Yesterday I gave a public lecture at Bar Ilan University, by Tel Aviv, about Muslims in Europe and what that means for Israel. After the talk something very strange and very remarkable happened.
First the background. Speak with conservative Israelis or Americans about Europe, and chances are pretty good that even well-traveled and intelligent observers will volunteer the view that Europe’s overly harsh criticism of Israel is triggered by the growing influence of Muslims on the old continent. More Muslims in Europe, they think, mean more political problems for Israel.
Setting the record straight was easy, I thought. And Bar Ilan University, with its center-right audience, was the right place to do it. So: first, there’s no “flood” of Muslims in Europe — even in 40 years, believe it or not, there will be fewer Muslims in Europe than Hispanics in the U.S. today. They have neither a common language, nor common origin, not even a common goal. And most things they actually have in common make them politically weak, not strong: low labour market participation; lower-than-average education and social mobility; few competent leaders in business, culture, academia, and politics; poor organization and community leadership; little belief that they can affect change; and internal fissures and disagreements. Two things should be noted: all this is not good for European countries, but bad — and, as usual, if you zoom into a higher level of detail, the picture is more nuanced.
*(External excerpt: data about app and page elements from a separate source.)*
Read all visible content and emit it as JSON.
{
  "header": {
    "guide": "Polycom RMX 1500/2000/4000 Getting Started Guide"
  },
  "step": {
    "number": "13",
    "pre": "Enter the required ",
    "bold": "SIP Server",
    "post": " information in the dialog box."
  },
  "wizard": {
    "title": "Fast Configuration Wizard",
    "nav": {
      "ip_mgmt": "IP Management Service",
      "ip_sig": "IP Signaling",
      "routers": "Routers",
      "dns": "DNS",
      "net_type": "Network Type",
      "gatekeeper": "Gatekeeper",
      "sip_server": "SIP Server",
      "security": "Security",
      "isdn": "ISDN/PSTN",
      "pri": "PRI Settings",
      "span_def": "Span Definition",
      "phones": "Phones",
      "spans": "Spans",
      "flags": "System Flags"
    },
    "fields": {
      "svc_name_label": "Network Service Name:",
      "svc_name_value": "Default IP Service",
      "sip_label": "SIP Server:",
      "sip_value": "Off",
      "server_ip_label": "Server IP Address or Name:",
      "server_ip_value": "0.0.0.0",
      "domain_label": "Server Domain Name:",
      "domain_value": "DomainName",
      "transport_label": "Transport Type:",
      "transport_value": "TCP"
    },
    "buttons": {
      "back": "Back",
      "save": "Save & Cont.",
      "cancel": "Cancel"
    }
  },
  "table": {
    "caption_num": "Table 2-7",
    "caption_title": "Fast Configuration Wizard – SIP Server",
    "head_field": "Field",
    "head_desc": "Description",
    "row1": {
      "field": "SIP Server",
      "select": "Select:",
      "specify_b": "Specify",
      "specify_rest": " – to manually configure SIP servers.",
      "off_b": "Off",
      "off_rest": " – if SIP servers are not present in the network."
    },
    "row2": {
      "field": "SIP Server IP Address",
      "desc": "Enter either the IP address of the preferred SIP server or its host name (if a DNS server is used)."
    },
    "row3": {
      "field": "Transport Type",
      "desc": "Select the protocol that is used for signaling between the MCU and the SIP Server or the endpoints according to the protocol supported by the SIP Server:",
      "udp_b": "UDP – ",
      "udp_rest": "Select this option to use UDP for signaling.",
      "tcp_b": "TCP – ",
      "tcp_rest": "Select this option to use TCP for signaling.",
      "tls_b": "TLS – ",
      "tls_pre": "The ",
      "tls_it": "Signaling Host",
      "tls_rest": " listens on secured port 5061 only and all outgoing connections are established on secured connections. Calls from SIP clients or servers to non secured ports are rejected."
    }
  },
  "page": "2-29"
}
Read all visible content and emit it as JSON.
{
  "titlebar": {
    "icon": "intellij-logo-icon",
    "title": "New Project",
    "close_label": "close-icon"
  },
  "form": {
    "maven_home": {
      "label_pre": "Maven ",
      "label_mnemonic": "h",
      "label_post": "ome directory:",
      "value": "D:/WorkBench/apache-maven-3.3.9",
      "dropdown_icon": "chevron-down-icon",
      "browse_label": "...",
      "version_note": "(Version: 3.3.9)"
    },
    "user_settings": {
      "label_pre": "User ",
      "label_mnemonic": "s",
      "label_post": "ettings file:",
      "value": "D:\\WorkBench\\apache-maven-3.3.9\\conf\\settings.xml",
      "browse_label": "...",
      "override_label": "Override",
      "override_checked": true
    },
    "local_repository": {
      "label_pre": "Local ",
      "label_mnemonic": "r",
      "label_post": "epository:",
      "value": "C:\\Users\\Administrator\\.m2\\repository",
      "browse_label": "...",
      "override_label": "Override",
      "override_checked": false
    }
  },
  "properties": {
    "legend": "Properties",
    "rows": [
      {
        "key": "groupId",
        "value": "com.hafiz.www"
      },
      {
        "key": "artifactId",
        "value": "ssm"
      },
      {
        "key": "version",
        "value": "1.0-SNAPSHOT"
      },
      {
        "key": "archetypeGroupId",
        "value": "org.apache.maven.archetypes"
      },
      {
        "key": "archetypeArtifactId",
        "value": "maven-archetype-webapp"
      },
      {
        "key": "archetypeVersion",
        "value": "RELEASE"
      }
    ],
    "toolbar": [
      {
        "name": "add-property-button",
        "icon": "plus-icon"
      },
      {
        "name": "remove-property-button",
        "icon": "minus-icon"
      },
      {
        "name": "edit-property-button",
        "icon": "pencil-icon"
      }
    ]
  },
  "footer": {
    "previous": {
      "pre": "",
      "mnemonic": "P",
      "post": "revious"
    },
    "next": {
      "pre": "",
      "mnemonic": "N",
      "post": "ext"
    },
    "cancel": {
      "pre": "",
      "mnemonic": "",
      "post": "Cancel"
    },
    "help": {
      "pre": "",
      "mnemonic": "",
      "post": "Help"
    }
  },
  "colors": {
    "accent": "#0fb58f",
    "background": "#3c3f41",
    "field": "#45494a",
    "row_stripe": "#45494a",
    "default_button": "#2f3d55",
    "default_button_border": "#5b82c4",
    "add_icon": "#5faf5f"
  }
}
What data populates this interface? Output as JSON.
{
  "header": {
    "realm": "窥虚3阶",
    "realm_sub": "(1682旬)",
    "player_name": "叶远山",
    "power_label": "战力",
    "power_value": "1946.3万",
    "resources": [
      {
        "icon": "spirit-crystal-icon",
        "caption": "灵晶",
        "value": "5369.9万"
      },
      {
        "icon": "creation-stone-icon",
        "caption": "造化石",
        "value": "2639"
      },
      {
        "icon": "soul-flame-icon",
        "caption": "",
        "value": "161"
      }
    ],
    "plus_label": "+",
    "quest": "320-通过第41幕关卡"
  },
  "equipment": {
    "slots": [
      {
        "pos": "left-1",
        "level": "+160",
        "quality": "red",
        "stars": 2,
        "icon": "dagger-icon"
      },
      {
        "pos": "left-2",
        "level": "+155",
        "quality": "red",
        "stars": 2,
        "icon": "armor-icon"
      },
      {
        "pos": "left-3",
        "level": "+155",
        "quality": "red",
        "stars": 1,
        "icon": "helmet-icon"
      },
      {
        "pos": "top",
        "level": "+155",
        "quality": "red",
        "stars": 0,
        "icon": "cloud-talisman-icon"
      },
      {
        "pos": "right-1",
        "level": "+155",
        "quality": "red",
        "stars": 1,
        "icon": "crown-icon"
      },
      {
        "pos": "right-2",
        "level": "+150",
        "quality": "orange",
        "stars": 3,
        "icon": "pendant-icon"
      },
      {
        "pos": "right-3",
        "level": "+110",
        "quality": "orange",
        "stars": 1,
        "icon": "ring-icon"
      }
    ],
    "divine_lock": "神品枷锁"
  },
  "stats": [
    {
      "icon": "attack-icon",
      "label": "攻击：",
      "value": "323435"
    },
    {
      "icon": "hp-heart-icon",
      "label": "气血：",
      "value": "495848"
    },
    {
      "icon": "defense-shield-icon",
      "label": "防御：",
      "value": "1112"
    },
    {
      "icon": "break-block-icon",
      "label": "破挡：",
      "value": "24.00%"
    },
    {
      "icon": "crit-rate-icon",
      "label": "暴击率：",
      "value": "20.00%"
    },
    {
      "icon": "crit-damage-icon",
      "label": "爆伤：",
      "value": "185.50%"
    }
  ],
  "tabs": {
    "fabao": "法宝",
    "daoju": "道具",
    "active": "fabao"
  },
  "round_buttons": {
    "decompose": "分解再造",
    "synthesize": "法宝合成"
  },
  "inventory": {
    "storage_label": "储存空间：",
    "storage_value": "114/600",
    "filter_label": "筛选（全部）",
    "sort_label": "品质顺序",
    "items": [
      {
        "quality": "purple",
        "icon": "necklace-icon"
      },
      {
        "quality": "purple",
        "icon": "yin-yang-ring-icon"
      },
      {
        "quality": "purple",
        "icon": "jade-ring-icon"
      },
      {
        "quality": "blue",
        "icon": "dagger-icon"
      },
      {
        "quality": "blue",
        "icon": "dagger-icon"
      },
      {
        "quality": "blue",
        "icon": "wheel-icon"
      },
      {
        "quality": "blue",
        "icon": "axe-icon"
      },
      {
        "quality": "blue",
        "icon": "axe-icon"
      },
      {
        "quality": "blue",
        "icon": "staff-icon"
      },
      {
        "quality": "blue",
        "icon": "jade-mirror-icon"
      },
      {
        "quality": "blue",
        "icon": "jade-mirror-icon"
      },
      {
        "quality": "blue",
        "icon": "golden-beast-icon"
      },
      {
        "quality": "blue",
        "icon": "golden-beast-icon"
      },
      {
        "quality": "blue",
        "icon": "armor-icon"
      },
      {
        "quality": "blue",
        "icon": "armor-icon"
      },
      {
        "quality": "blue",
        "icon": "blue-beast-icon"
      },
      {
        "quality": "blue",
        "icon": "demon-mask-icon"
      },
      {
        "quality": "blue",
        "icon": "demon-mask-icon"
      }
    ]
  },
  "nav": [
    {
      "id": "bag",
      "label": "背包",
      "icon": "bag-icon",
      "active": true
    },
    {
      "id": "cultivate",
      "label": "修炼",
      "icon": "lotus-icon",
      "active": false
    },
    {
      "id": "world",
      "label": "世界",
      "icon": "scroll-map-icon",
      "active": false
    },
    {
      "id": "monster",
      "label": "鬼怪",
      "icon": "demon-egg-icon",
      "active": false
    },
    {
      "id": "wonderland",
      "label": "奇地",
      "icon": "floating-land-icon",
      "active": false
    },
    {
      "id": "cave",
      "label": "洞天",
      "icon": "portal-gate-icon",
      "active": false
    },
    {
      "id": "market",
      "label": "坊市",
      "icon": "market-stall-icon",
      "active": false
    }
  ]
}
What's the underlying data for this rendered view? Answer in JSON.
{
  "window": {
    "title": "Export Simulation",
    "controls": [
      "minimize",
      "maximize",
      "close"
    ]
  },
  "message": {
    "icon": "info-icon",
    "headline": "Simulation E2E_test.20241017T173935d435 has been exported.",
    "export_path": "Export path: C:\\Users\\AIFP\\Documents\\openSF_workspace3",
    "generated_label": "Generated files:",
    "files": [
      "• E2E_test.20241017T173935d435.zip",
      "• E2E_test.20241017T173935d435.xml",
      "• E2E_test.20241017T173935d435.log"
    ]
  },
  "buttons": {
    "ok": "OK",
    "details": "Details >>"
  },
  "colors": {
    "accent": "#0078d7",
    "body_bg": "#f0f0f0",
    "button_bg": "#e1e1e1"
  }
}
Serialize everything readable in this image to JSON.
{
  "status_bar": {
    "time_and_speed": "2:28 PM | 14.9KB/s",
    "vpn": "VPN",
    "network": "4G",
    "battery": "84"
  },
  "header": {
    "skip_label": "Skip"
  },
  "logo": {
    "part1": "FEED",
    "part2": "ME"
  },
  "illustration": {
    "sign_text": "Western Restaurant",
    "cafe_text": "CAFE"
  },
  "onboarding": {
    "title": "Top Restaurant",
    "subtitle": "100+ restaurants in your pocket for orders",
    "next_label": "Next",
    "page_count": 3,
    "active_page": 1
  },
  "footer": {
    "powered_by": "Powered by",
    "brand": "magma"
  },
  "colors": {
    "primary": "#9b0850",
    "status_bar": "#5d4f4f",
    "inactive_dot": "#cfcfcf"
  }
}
So what does all that have to do with Israel? Well, I argued, when it comes to foreign policy, British and German and French and Italian elites matter, not a relatively small number of scattered and disenfranchised immigrants — politicians, diplomats, and opinion leaders count.
And here it gets interesting.
Consider the context. In these days, the favorite shtick of center and right-of-center pundits and commentators in Israel is “delegitimization.” The left, particularly in Europe but also in the U.S. and elsewhere, is systematically undermining Israel’s legitimacy, as they see it. There is, by now, a seemingly endless supply of workshops and reports and talks that outline a shrewd EU-funded conspiracy of crippling boycotts and wicked distortions targeted against the hapless Jewish State. It can be quite shrill.
(I’d like to make sure I don’t appear unbalanced here: if you speak with experts in the Israeli security establishment about the country’s concrete problems with political violence — which I did extensively during the year I was in Jerusalem — you get an analysis that is much more down-to-earth, more pragmatic, and more nuanced. And highly professional and quite inspiring.)
So I concluded my lecture with a one-two-three-punch:
One — Those pesky Europeans, I said, actually have a “vision” of how to solve the conflict, although you might not think it’s realistic (neither do I, by the way; the two state “solution” is unlikely to solve the conflict, it would only change its form).
Two — Israel’s most extreme local enemies and the global jihadis have a “vision” for how to conclude the Israeli-Palestinian conflict, and we all don’t like that one.
Three — Visions are important. Nobody appreciates this more than Israelis. Zionism used to be an immensely appealing vision for many, and not just Jews (seen in historic context, Herzl’s famous dictum “if you will it, it is no dream” continues to be awe-inspiring.) So what is Israel’s vision for the future today? — There doesn’t seem to be one. Not for the political center. No vision for the mainstream. The only ones who seemingly have a “vision” are hard-core, right-wing settlers.
Then I pointed to what I said might be “one of Israel’s biggest risks”: imagine you’re a young and patriotic Israeli, a Zionist, and you want to make a difference, do something for the future of your country — and all you hear from the mainstream and the pundits is complaining about how much the world hates us, whining in all shades and colours — of course you get annoyed, you start looking for the cool kids, the rebels with a vision. Then you meet them: proud, relaxed, self-assured, courageous, young, a close-knit group, with an alluring blend of styles — you can be a bit of a hippie, a bit of a cowboy, with a spiritual and religious bend, grow your own organic vegetables, carry a gun tucked under the belt, ready for action. Here you go. Welcome to the Shomron. You might want to join us in our hilltop outpost.
How do you think the audience reacted? I’m not sure what I expected. Very little clapping, nonplussed looks perhaps, no questions. What happened? Loud applause, lots of questions, and more than a dozen people lined up to thank me. One woman gave me the number of her son, now a settler in the Jordan valley. I might want to get in touch with him. “Encouraging,” one man said. One young journalist, from an outlet popular among settlers, even wanted an interview. His readers, he said, would love it.
I couldn’t believe it. Again. The audience had pulled it off and did to me what I wanted to do to them: I walked out deeply confused and unsettled.